**WHAT TO DO**
Please print out the entries below unchanged and skip the images.
--- INFORMATION PROVIDED ---
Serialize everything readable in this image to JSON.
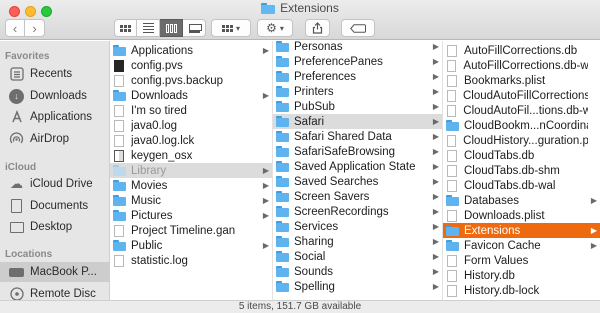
{
  "window": {
    "title": "Extensions"
  },
  "toolbar": {
    "nav_back": "‹",
    "nav_forward": "›",
    "action_caret": "▾",
    "group_caret": "▾"
  },
  "sidebar": {
    "sections": [
      {
        "heading": "Favorites",
        "items": [
          {
            "label": "Recents",
            "icon": "clock-icon"
          },
          {
            "label": "Downloads",
            "icon": "download-icon"
          },
          {
            "label": "Applications",
            "icon": "applications-icon"
          },
          {
            "label": "AirDrop",
            "icon": "airdrop-icon"
          }
        ]
      },
      {
        "heading": "iCloud",
        "items": [
          {
            "label": "iCloud Drive",
            "icon": "cloud-icon"
          },
          {
            "label": "Documents",
            "icon": "document-icon"
          },
          {
            "label": "Desktop",
            "icon": "desktop-icon"
          }
        ]
      },
      {
        "heading": "Locations",
        "items": [
          {
            "label": "MacBook P...",
            "icon": "laptop-icon",
            "selected": true
          },
          {
            "label": "Remote Disc",
            "icon": "disc-icon"
          }
        ]
      }
    ]
  },
  "column1": [
    {
      "label": "Applications",
      "kind": "folder",
      "chevron": true
    },
    {
      "label": "config.pvs",
      "kind": "doc-dark"
    },
    {
      "label": "config.pvs.backup",
      "kind": "doc"
    },
    {
      "label": "Downloads",
      "kind": "folder",
      "chevron": true
    },
    {
      "label": "I'm so tired",
      "kind": "doc"
    },
    {
      "label": "java0.log",
      "kind": "doc"
    },
    {
      "label": "java0.log.lck",
      "kind": "doc"
    },
    {
      "label": "keygen_osx",
      "kind": "doc-bw"
    },
    {
      "label": "Library",
      "kind": "folder-faded",
      "chevron": true,
      "selected": "gray"
    },
    {
      "label": "Movies",
      "kind": "folder",
      "chevron": true
    },
    {
      "label": "Music",
      "kind": "folder",
      "chevron": true
    },
    {
      "label": "Pictures",
      "kind": "folder",
      "chevron": true
    },
    {
      "label": "Project Timeline.gan",
      "kind": "doc"
    },
    {
      "label": "Public",
      "kind": "folder",
      "chevron": true
    },
    {
      "label": "statistic.log",
      "kind": "doc"
    }
  ],
  "column2": [
    {
      "label": "Personas",
      "kind": "folder",
      "chevron": true
    },
    {
      "label": "PreferencePanes",
      "kind": "folder",
      "chevron": true
    },
    {
      "label": "Preferences",
      "kind": "folder",
      "chevron": true
    },
    {
      "label": "Printers",
      "kind": "folder",
      "chevron": true
    },
    {
      "label": "PubSub",
      "kind": "folder",
      "chevron": true
    },
    {
      "label": "Safari",
      "kind": "folder",
      "chevron": true,
      "selected": "gray-dark"
    },
    {
      "label": "Safari Shared Data",
      "kind": "folder",
      "chevron": true
    },
    {
      "label": "SafariSafeBrowsing",
      "kind": "folder",
      "chevron": true
    },
    {
      "label": "Saved Application State",
      "kind": "folder",
      "chevron": true
    },
    {
      "label": "Saved Searches",
      "kind": "folder",
      "chevron": true
    },
    {
      "label": "Screen Savers",
      "kind": "folder",
      "chevron": true
    },
    {
      "label": "ScreenRecordings",
      "kind": "folder",
      "chevron": true
    },
    {
      "label": "Services",
      "kind": "folder",
      "chevron": true
    },
    {
      "label": "Sharing",
      "kind": "folder",
      "chevron": true
    },
    {
      "label": "Social",
      "kind": "folder",
      "chevron": true
    },
    {
      "label": "Sounds",
      "kind": "folder",
      "chevron": true
    },
    {
      "label": "Spelling",
      "kind": "folder",
      "chevron": true
    }
  ],
  "column3": [
    {
      "label": "AutoFillCorrections.db",
      "kind": "doc"
    },
    {
      "label": "AutoFillCorrections.db-wal",
      "kind": "doc"
    },
    {
      "label": "Bookmarks.plist",
      "kind": "doc"
    },
    {
      "label": "CloudAutoFillCorrections.db",
      "kind": "doc"
    },
    {
      "label": "CloudAutoFil...tions.db-wal",
      "kind": "doc"
    },
    {
      "label": "CloudBookm...nCoordinator",
      "kind": "folder"
    },
    {
      "label": "CloudHistory...guration.plist",
      "kind": "doc"
    },
    {
      "label": "CloudTabs.db",
      "kind": "doc"
    },
    {
      "label": "CloudTabs.db-shm",
      "kind": "doc"
    },
    {
      "label": "CloudTabs.db-wal",
      "kind": "doc"
    },
    {
      "label": "Databases",
      "kind": "folder",
      "chevron": true
    },
    {
      "label": "Downloads.plist",
      "kind": "doc"
    },
    {
      "label": "Extensions",
      "kind": "folder",
      "chevron": true,
      "selected": "active"
    },
    {
      "label": "Favicon Cache",
      "kind": "folder",
      "chevron": true
    },
    {
      "label": "Form Values",
      "kind": "doc"
    },
    {
      "label": "History.db",
      "kind": "doc"
    },
    {
      "label": "History.db-lock",
      "kind": "doc"
    }
  ],
  "status": {
    "text": "5 items, 151.7 GB available"
  },
  "colors": {
    "selection_active": "#ed6a10",
    "folder": "#5fb4ef",
    "sidebar_bg": "#e6e6e6"
  }
}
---
**RESPONSE TO THIS TASK**
Serialize everything readable in this image to JSON.
{
  "window": {
    "title": "Extensions"
  },
  "toolbar": {
    "nav_back": "‹",
    "nav_forward": "›",
    "action_caret": "▾",
    "group_caret": "▾"
  },
  "sidebar": {
    "sections": [
      {
        "heading": "Favorites",
        "items": [
          {
            "label": "Recents",
            "icon": "clock-icon"
          },
          {
            "label": "Downloads",
            "icon": "download-icon"
          },
          {
            "label": "Applications",
            "icon": "applications-icon"
          },
          {
            "label": "AirDrop",
            "icon": "airdrop-icon"
          }
        ]
      },
      {
        "heading": "iCloud",
        "items": [
          {
            "label": "iCloud Drive",
            "icon": "cloud-icon"
          },
          {
            "label": "Documents",
            "icon": "document-icon"
          },
          {
            "label": "Desktop",
            "icon": "desktop-icon"
          }
        ]
      },
      {
        "heading": "Locations",
        "items": [
          {
            "label": "MacBook P...",
            "icon": "laptop-icon",
            "selected": true
          },
          {
            "label": "Remote Disc",
            "icon": "disc-icon"
          }
        ]
      }
    ]
  },
  "column1": [
    {
      "label": "Applications",
      "kind": "folder",
      "chevron": true
    },
    {
      "label": "config.pvs",
      "kind": "doc-dark"
    },
    {
      "label": "config.pvs.backup",
      "kind": "doc"
    },
    {
      "label": "Downloads",
      "kind": "folder",
      "chevron": true
    },
    {
      "label": "I'm so tired",
      "kind": "doc"
    },
    {
      "label": "java0.log",
      "kind": "doc"
    },
    {
      "label": "java0.log.lck",
      "kind": "doc"
    },
    {
      "label": "keygen_osx",
      "kind": "doc-bw"
    },
    {
      "label": "Library",
      "kind": "folder-faded",
      "chevron": true,
      "selected": "gray"
    },
    {
      "label": "Movies",
      "kind": "folder",
      "chevron": true
    },
    {
      "label": "Music",
      "kind": "folder",
      "chevron": true
    },
    {
      "label": "Pictures",
      "kind": "folder",
      "chevron": true
    },
    {
      "label": "Project Timeline.gan",
      "kind": "doc"
    },
    {
      "label": "Public",
      "kind": "folder",
      "chevron": true
    },
    {
      "label": "statistic.log",
      "kind": "doc"
    }
  ],
  "column2": [
    {
      "label": "Personas",
      "kind": "folder",
      "chevron": true
    },
    {
      "label": "PreferencePanes",
      "kind": "folder",
      "chevron": true
    },
    {
      "label": "Preferences",
      "kind": "folder",
      "chevron": true
    },
    {
      "label": "Printers",
      "kind": "folder",
      "chevron": true
    },
    {
      "label": "PubSub",
      "kind": "folder",
      "chevron": true
    },
    {
      "label": "Safari",
      "kind": "folder",
      "chevron": true,
      "selected": "gray-dark"
    },
    {
      "label": "Safari Shared Data",
      "kind": "folder",
      "chevron": true
    },
    {
      "label": "SafariSafeBrowsing",
      "kind": "folder",
      "chevron": true
    },
    {
      "label": "Saved Application State",
      "kind": "folder",
      "chevron": true
    },
    {
      "label": "Saved Searches",
      "kind": "folder",
      "chevron": true
    },
    {
      "label": "Screen Savers",
      "kind": "folder",
      "chevron": true
    },
    {
      "label": "ScreenRecordings",
      "kind": "folder",
      "chevron": true
    },
    {
      "label": "Services",
      "kind": "folder",
      "chevron": true
    },
    {
      "label": "Sharing",
      "kind": "folder",
      "chevron": true
    },
    {
      "label": "Social",
      "kind": "folder",
      "chevron": true
    },
    {
      "label": "Sounds",
      "kind": "folder",
      "chevron": true
    },
    {
      "label": "Spelling",
      "kind": "folder",
      "chevron": true
    }
  ],
  "column3": [
    {
      "label": "AutoFillCorrections.db",
      "kind": "doc"
    },
    {
      "label": "AutoFillCorrections.db-wal",
      "kind": "doc"
    },
    {
      "label": "Bookmarks.plist",
      "kind": "doc"
    },
    {
      "label": "CloudAutoFillCorrections.db",
      "kind": "doc"
    },
    {
      "label": "CloudAutoFil...tions.db-wal",
      "kind": "doc"
    },
    {
      "label": "CloudBookm...nCoordinator",
      "kind": "folder"
    },
    {
      "label": "CloudHistory...guration.plist",
      "kind": "doc"
    },
    {
      "label": "CloudTabs.db",
      "kind": "doc"
    },
    {
      "label": "CloudTabs.db-shm",
      "kind": "doc"
    },
    {
      "label": "CloudTabs.db-wal",
      "kind": "doc"
    },
    {
      "label": "Databases",
      "kind": "folder",
      "chevron": true
    },
    {
      "label": "Downloads.plist",
      "kind": "doc"
    },
    {
      "label": "Extensions",
      "kind": "folder",
      "chevron": true,
      "selected": "active"
    },
    {
      "label": "Favicon Cache",
      "kind": "folder",
      "chevron": true
    },
    {
      "label": "Form Values",
      "kind": "doc"
    },
    {
      "label": "History.db",
      "kind": "doc"
    },
    {
      "label": "History.db-lock",
      "kind": "doc"
    }
  ],
  "status": {
    "text": "5 items, 151.7 GB available"
  },
  "colors": {
    "selection_active": "#ed6a10",
    "folder": "#5fb4ef",
    "sidebar_bg": "#e6e6e6"
  }
}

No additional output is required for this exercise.